The TreeAlthough the trees may reach 27.0m to 30.0m in height and a diameter of 0.6m or more, they grow rapidly, and are often defective due to the development of heart rot; consequently merchantable round logs are usually only about 6.0m to 7.5m long and about 0.5m in diameter. Transmission poles may be produced up to 1 8.0m long and with butt diameters of 200mm to 300mm.
The TimberThe sapwood is grey or greyish-white in colour, sharply demarcated from the deep red to reddish-purple heartwood. The surface of the wood is streaked with resin, which appears in concentric rings on the ends of logs with gummy exudations. The wood is straight grained, and the texture is medium to coarse. All four species mentioned are similar in appearance and weight, which is about 910 kg/m3 when dried.
DryingWallaba dries slowly with a marked tendency to warp and split.

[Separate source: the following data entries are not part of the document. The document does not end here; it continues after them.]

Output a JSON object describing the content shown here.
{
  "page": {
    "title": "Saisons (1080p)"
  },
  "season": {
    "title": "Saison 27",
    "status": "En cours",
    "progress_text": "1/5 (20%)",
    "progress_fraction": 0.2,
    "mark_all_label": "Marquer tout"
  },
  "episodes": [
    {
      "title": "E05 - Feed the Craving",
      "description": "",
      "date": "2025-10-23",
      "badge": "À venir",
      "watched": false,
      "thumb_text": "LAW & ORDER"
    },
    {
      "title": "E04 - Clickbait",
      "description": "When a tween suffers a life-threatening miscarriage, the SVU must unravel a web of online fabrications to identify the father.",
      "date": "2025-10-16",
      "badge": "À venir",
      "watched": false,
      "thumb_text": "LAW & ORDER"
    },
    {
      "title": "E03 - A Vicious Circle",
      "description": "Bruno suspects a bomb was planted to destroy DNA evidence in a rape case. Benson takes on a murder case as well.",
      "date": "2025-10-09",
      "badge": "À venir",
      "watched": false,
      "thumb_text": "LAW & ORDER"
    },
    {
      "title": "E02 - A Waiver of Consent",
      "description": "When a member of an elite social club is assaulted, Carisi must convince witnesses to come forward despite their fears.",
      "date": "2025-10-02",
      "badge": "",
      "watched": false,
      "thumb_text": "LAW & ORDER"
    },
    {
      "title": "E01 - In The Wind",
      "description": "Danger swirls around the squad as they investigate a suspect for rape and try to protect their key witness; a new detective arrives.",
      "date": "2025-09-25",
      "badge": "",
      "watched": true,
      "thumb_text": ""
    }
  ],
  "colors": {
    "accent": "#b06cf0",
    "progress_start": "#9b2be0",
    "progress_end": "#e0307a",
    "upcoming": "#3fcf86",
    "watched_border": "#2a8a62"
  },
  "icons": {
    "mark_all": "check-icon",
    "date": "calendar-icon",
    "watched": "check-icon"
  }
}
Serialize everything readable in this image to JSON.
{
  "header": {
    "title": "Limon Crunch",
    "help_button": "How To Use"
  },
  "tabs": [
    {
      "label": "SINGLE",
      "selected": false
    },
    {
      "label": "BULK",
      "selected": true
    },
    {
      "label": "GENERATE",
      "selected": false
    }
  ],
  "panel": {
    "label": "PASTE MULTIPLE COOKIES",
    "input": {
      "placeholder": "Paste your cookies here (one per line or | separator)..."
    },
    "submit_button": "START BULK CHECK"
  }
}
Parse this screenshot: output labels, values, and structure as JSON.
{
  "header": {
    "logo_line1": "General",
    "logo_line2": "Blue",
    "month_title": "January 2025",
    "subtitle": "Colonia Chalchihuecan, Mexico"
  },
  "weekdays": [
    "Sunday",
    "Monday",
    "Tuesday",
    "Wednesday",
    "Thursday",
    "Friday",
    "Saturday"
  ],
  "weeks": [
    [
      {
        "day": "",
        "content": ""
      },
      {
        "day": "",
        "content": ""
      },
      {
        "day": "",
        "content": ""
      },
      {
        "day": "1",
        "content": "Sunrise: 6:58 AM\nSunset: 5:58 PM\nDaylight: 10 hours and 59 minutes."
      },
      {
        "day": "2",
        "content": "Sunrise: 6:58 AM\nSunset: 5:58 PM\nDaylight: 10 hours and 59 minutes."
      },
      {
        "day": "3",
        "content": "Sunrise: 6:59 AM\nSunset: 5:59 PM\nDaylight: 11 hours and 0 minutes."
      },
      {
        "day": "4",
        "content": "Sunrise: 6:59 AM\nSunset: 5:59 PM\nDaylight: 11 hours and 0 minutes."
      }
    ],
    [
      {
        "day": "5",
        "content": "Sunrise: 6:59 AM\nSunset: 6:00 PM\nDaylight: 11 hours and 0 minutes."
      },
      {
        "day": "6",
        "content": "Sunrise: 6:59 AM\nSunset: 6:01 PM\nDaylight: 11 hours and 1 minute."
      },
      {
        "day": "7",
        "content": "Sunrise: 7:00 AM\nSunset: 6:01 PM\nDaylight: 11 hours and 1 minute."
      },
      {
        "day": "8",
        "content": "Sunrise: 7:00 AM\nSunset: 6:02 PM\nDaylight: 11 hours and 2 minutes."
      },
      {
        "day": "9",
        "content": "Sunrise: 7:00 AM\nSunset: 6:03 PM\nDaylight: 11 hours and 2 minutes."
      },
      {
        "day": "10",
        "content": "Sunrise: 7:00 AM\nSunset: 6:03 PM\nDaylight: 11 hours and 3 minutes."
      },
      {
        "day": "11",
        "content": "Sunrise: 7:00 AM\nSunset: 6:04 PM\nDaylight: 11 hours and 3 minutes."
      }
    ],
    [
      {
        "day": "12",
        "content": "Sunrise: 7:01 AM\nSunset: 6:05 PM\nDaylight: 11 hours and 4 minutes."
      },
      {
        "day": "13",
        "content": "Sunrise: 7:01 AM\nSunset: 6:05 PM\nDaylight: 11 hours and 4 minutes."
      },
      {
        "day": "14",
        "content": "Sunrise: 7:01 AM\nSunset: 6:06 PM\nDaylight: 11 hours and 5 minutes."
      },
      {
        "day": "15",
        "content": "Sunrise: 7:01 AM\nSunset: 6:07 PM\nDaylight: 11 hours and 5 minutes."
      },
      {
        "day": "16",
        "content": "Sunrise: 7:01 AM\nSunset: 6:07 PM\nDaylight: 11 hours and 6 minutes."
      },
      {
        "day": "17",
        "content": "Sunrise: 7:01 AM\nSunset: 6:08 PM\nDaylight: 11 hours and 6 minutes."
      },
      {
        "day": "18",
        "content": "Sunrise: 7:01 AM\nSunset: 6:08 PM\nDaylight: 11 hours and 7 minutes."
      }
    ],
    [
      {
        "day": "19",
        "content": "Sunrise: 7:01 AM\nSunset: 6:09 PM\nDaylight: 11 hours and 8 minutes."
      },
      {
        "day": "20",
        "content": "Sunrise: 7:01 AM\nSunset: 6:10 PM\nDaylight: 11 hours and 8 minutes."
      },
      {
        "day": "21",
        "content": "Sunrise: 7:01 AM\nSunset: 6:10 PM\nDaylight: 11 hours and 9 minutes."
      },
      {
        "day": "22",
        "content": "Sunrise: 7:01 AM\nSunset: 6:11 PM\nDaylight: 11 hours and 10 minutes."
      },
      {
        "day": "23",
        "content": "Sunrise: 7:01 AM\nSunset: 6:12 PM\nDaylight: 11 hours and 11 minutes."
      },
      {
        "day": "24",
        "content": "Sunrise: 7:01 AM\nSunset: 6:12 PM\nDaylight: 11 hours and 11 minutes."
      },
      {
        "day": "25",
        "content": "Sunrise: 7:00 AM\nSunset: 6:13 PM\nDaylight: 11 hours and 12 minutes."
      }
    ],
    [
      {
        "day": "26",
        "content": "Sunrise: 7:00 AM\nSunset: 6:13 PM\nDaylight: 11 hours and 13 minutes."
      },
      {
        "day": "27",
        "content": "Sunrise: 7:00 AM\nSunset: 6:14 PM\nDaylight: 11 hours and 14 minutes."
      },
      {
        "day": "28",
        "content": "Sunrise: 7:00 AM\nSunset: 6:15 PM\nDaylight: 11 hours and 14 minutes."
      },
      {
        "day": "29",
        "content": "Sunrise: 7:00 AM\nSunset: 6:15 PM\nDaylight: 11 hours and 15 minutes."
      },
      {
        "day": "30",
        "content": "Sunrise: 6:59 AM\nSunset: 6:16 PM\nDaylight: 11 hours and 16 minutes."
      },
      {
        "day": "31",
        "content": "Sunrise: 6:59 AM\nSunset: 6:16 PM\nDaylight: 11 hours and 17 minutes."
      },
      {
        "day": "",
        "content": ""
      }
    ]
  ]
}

An initial period of air drying prior to kiln drying is essential if degrade is to be kept to a minimum.
StrengthHard, heavy, stiff and strong, it is similar to karri in most strength categories, except in resistance to shock loads and splitting.
Working QualitiesMedium - Although hard, it works easily with hand and machine tools except that gum collects on the cutting edges of tools, particularly saw teeth. This can be overcome by using saws with 88mm pitch and generous gullet space. It planes to a smooth surface, but tends to char when bored. There is a tendency for the finish to be spoiled later by gum exudation, but in tests, it would seem that treatment with a grain filler and wax polish satisfactorily held back the resin.
Latin NameEperua falcata, Eperua grandiflora, Eperua jenmanii, Eperua schomburgkiana
Also known aswaapa, bijlhout (Surinam), apa, aipe (Brazil), palo machete (Venezuela)
OriginGuyana, French Guiana, Surinam, Venezuela, Brazil